● **Work to be completed**
The entries that follow contain images, which should be left out; output everything else exactly.

● **Data shown**
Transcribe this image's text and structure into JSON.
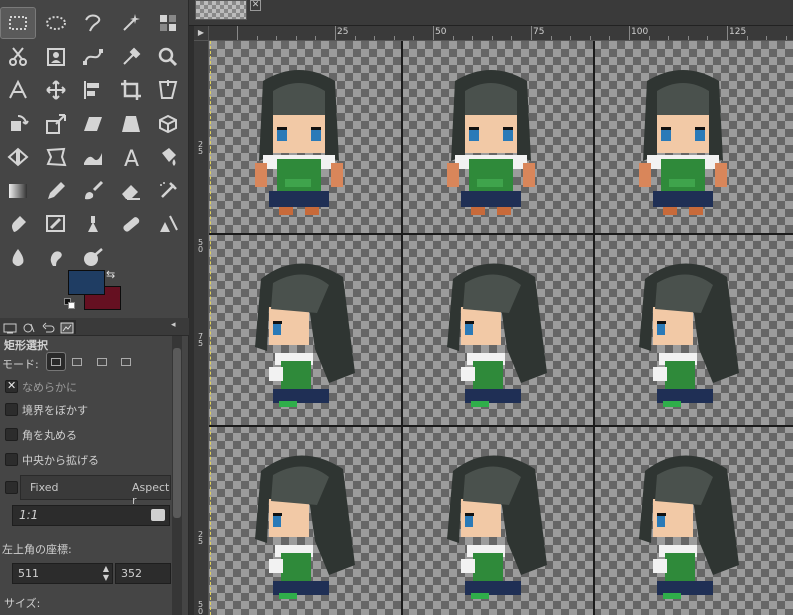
{
  "tool_options": {
    "title": "矩形選択",
    "mode_label": "モード:",
    "antialias_label": "なめらかに",
    "antialias_checked": true,
    "feather_label": "境界をぼかす",
    "round_label": "角を丸める",
    "center_label": "中央から拡げる",
    "fixed_label": "Fixed",
    "fixed_mode": "Aspect r",
    "ratio_value": "1:1",
    "position_label": "左上角の座標:",
    "pos_x": "511",
    "pos_y": "352",
    "size_label": "サイズ:"
  },
  "colors": {
    "foreground": "#1f3d63",
    "background": "#651021"
  },
  "ruler": {
    "h_labels": [
      "25",
      "50",
      "75",
      "100",
      "125"
    ],
    "v_labels": [
      "2\n5",
      "5\n0",
      "7\n5",
      "2\n5",
      "5\n0"
    ]
  },
  "tools": [
    "rect-select-icon",
    "ellipse-select-icon",
    "free-select-icon",
    "fuzzy-select-icon",
    "select-by-color-icon",
    "scissors-icon",
    "foreground-select-icon",
    "paths-icon",
    "color-picker-icon",
    "zoom-icon",
    "measure-icon",
    "move-icon",
    "align-icon",
    "crop-icon",
    "unified-transform-icon",
    "rotate-icon",
    "scale-icon",
    "shear-icon",
    "perspective-icon",
    "3d-transform-icon",
    "flip-icon",
    "cage-icon",
    "warp-icon",
    "text-icon",
    "bucket-fill-icon",
    "gradient-icon",
    "pencil-icon",
    "paintbrush-icon",
    "eraser-icon",
    "airbrush-icon",
    "ink-icon",
    "mypaint-brush-icon",
    "clone-icon",
    "heal-icon",
    "perspective-clone-icon",
    "blur-icon",
    "smudge-icon",
    "dodge-burn-icon"
  ]
}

● **Expected output**
Transcribe this image's text and structure into JSON.
{
  "tool_options": {
    "title": "矩形選択",
    "mode_label": "モード:",
    "antialias_label": "なめらかに",
    "antialias_checked": true,
    "feather_label": "境界をぼかす",
    "round_label": "角を丸める",
    "center_label": "中央から拡げる",
    "fixed_label": "Fixed",
    "fixed_mode": "Aspect r",
    "ratio_value": "1:1",
    "position_label": "左上角の座標:",
    "pos_x": "511",
    "pos_y": "352",
    "size_label": "サイズ:"
  },
  "colors": {
    "foreground": "#1f3d63",
    "background": "#651021"
  },
  "ruler": {
    "h_labels": [
      "25",
      "50",
      "75",
      "100",
      "125"
    ],
    "v_labels": [
      "2\n5",
      "5\n0",
      "7\n5",
      "2\n5",
      "5\n0"
    ]
  },
  "tools": [
    "rect-select-icon",
    "ellipse-select-icon",
    "free-select-icon",
    "fuzzy-select-icon",
    "select-by-color-icon",
    "scissors-icon",
    "foreground-select-icon",
    "paths-icon",
    "color-picker-icon",
    "zoom-icon",
    "measure-icon",
    "move-icon",
    "align-icon",
    "crop-icon",
    "unified-transform-icon",
    "rotate-icon",
    "scale-icon",
    "shear-icon",
    "perspective-icon",
    "3d-transform-icon",
    "flip-icon",
    "cage-icon",
    "warp-icon",
    "text-icon",
    "bucket-fill-icon",
    "gradient-icon",
    "pencil-icon",
    "paintbrush-icon",
    "eraser-icon",
    "airbrush-icon",
    "ink-icon",
    "mypaint-brush-icon",
    "clone-icon",
    "heal-icon",
    "perspective-clone-icon",
    "blur-icon",
    "smudge-icon",
    "dodge-burn-icon"
  ]
}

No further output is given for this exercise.